(Excerpts from an interface dataset)
* * * * *

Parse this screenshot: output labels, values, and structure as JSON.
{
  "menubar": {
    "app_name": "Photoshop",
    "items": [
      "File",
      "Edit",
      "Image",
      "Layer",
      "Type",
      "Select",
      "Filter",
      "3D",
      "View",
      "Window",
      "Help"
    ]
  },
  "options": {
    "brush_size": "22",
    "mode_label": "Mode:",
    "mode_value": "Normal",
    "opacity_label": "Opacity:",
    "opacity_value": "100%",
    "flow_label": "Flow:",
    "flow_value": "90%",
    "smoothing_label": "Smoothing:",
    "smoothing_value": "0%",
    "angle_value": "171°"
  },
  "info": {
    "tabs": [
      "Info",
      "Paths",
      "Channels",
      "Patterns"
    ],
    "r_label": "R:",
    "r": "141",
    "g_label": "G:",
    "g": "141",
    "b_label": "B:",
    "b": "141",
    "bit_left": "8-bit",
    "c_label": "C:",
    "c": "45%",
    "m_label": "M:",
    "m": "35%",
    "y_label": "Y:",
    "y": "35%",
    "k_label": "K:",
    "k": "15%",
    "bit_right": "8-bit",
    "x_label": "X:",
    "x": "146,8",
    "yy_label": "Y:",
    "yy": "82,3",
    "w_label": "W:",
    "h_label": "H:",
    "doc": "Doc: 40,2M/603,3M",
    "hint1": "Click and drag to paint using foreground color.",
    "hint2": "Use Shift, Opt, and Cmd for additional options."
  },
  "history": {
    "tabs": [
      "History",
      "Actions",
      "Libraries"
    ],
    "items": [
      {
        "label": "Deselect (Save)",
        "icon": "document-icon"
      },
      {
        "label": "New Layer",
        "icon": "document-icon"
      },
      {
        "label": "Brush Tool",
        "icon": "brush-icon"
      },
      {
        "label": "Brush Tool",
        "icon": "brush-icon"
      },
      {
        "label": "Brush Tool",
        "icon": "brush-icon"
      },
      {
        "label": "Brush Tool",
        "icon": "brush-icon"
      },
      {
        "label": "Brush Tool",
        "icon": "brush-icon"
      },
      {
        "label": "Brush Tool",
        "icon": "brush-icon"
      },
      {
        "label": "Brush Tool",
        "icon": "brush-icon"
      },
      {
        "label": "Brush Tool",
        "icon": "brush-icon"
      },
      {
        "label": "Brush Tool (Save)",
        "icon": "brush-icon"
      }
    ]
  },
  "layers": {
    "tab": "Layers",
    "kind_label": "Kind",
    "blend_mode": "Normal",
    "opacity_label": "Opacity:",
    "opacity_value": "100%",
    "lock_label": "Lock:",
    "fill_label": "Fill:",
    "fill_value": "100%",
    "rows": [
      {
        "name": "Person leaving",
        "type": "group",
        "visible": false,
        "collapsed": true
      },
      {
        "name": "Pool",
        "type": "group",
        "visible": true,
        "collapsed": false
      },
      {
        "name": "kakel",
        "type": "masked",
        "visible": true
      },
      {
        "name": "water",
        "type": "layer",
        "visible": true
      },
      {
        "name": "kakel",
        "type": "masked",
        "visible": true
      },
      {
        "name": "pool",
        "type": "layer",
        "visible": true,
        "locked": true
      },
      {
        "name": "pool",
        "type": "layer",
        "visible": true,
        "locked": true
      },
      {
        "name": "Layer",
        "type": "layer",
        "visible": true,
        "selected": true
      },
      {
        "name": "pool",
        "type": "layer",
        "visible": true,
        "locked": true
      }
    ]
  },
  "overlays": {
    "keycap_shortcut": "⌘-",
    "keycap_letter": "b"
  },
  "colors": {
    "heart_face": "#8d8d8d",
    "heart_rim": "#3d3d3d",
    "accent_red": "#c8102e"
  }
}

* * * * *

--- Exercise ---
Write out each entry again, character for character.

--- Exercise result ---
Parse this screenshot: output labels, values, and structure as JSON.
{
  "menubar": {
    "app_name": "Photoshop",
    "items": [
      "File",
      "Edit",
      "Image",
      "Layer",
      "Type",
      "Select",
      "Filter",
      "3D",
      "View",
      "Window",
      "Help"
    ]
  },
  "options": {
    "brush_size": "22",
    "mode_label": "Mode:",
    "mode_value": "Normal",
    "opacity_label": "Opacity:",
    "opacity_value": "100%",
    "flow_label": "Flow:",
    "flow_value": "90%",
    "smoothing_label": "Smoothing:",
    "smoothing_value": "0%",
    "angle_value": "171°"
  },
  "info": {
    "tabs": [
      "Info",
      "Paths",
      "Channels",
      "Patterns"
    ],
    "r_label": "R:",
    "r": "141",
    "g_label": "G:",
    "g": "141",
    "b_label": "B:",
    "b": "141",
    "bit_left": "8-bit",
    "c_label": "C:",
    "c": "45%",
    "m_label": "M:",
    "m": "35%",
    "y_label": "Y:",
    "y": "35%",
    "k_label": "K:",
    "k": "15%",
    "bit_right": "8-bit",
    "x_label": "X:",
    "x": "146,8",
    "yy_label": "Y:",
    "yy": "82,3",
    "w_label": "W:",
    "h_label": "H:",
    "doc": "Doc: 40,2M/603,3M",
    "hint1": "Click and drag to paint using foreground color.",
    "hint2": "Use Shift, Opt, and Cmd for additional options."
  },
  "history": {
    "tabs": [
      "History",
      "Actions",
      "Libraries"
    ],
    "items": [
      {
        "label": "Deselect (Save)",
        "icon": "document-icon"
      },
      {
        "label": "New Layer",
        "icon": "document-icon"
      },
      {
        "label": "Brush Tool",
        "icon": "brush-icon"
      },
      {
        "label": "Brush Tool",
        "icon": "brush-icon"
      },
      {
        "label": "Brush Tool",
        "icon": "brush-icon"
      },
      {
        "label": "Brush Tool",
        "icon": "brush-icon"
      },
      {
        "label": "Brush Tool",
        "icon": "brush-icon"
      },
      {
        "label": "Brush Tool",
        "icon": "brush-icon"
      },
      {
        "label": "Brush Tool",
        "icon": "brush-icon"
      },
      {
        "label": "Brush Tool",
        "icon": "brush-icon"
      },
      {
        "label": "Brush Tool (Save)",
        "icon": "brush-icon"
      }
    ]
  },
  "layers": {
    "tab": "Layers",
    "kind_label": "Kind",
    "blend_mode": "Normal",
    "opacity_label": "Opacity:",
    "opacity_value": "100%",
    "lock_label": "Lock:",
    "fill_label": "Fill:",
    "fill_value": "100%",
    "rows": [
      {
        "name": "Person leaving",
        "type": "group",
        "visible": false,
        "collapsed": true
      },
      {
        "name": "Pool",
        "type": "group",
        "visible": true,
        "collapsed": false
      },
      {
        "name": "kakel",
        "type": "masked",
        "visible": true
      },
      {
        "name": "water",
        "type": "layer",
        "visible": true
      },
      {
        "name": "kakel",
        "type": "masked",
        "visible": true
      },
      {
        "name": "pool",
        "type": "layer",
        "visible": true,
        "locked": true
      },
      {
        "name": "pool",
        "type": "layer",
        "visible": true,
        "locked": true
      },
      {
        "name": "Layer",
        "type": "layer",
        "visible": true,
        "selected": true
      },
      {
        "name": "pool",
        "type": "layer",
        "visible": true,
        "locked": true
      }
    ]
  },
  "overlays": {
    "keycap_shortcut": "⌘-",
    "keycap_letter": "b"
  },
  "colors": {
    "heart_face": "#8d8d8d",
    "heart_rim": "#3d3d3d",
    "accent_red": "#c8102e"
  }
}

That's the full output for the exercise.